Over a period of 50 years, starting in the mid-1950s, the per capita number of psychiatric care beds in the United States decreased by 95 percent, from 680 beds per million residents in 1955 to 34 per million in 2005. Much of that decline is due to the closing of state asylums. In 1955, state psychiatric facilities cared for 560,000 patients. Today, they care for 45,000.
So, as our public healthcare system stopped caring for mental health patients, the police officers were given the brunt of responding to mental health issues. In 2017, law enforcement agencies spent $918 million transporting people with severe mental illness, according to a 2019 survey from the Treatment Advocacy Center. It also estimated that officers spend 21 percent of their time responding to and transferring people for mental health issues.

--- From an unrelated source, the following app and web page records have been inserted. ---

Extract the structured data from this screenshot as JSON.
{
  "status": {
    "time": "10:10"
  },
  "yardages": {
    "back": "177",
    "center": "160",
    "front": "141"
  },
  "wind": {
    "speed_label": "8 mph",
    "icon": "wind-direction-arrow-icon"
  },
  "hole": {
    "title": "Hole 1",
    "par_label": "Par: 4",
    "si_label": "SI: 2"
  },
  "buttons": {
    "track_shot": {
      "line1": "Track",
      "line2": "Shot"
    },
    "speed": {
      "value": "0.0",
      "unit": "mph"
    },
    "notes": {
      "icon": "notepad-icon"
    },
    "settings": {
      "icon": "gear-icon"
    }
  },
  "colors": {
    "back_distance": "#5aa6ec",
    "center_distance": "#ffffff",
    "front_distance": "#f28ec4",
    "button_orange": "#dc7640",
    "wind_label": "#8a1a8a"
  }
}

The hospitals also took on some care. The American College of Emergency Physicians found that 84 percent of emergency rooms said they board psychiatric patients, and it’s getting worse. More than 50 percent said they spend increasing time and energy trying to transfer those patients to appropriate psychiatric facilities.
Given all these problems, some health-care advocates have proposed a remedy that would have been unthinkable just a few years ago: returning to the traditional mental hospital, the very institution that reformers fought so hard to abolish in the 1960s. The Treatment Advocacy Center estimates that to reach a minimum level of psychiatric care, as many as 95,000 new beds would be necessary.
Critics will say that this is advocating a return to the inhumane treatments and overcrowded conditions portrayed in Ken Kesey’s famous book,One Flew Over the Cuckoo’s Nest. But we must try to imagine a new type of institution, one that would be a safe and caring refuge for mentally ill patients who were unsuited for community-based care. They wouldn’t be the asylums of the 1950s.
During our COVID-19 Pandemic, we have been moving to Telemedicine where a psychiatrist anywhere in the country can reach an initial diagnosis, prescribe medication and help the emergency room physicians decide whether the patient requires long-term psychiatric care somewhere else, or can return to the community in a few days. But our mental health system doesn’t just need psychiatrists, it needs beds. I believe it's imperative to see the underlying evidence all around us that demonstrates the mental health care system is in crisis too, and we must consider this when looking at real reforms for our communities going forward.